When we are criticized, most of us react immediately by getting defensive. We deflect the criticism or conjure up a reason why the critic doesn’t have the right or authority to speak about us. We figure out something that they’re doing that’s wrong so that we don’t have to listen to them. For most of us, this reaction is almost immediate and automatic—before we even consider whether or not what was said was true.

It struck me as I was reading my Daily Bible that criticism is hard to hear—especially when someone is trying to point out the sin in our lives. The devil does not want us to listen, and he will distract us with any tool he can!

There were two significant times in David’s life when he stood in need of correction.

The first was when had sinned with Bathsheba. Do you remember how the prophet Nathan got his attention? He told a story about a rich man who took advantage of the poor man.
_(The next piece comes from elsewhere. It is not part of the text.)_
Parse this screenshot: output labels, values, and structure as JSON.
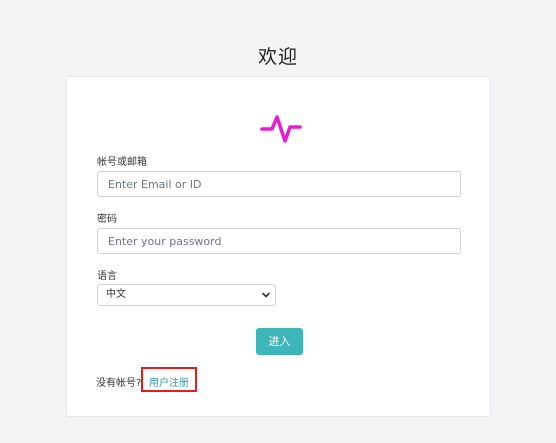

At the conclusion of that story in 2 Samuel 12, Nathan pointed his finger at David said, “You are that man!”

The second story was less familiar to me. It is in 2 Samuel 14 when David is estranged from his son Absalom because of his murder of Amnon. Joab, his general, arranged for a wise woman from Tekoa to pretend to be a mourner. She comes to David and tells her sob story, that one of her sons killed the other, and now her town is planning on executing the one—and all she wants it not to lose another son. David is drawn into her story and then she reveals the true point: David is doing the exact same thing.

It’s interesting to me that these two wise people realized that we recognize sin in others before we recognize sin in ourselves, and they used that fact to help people they cared about do right.

Two applications come to mind.

First, it is possible to be too direct. It strikes me that much of Jesus’ teaching was subtle and nuanced.  Sometimes it was his silence that drove the point home more than even his words. Perhaps we would do well to learn subtlety and use it wisely when we teach others.

Second, when we recognize sin in others, we’d do well to immediately look back into our lives. Since we’re not great at seeing it ourselves, perhaps the lives of others will provide us a mirror for self-examination.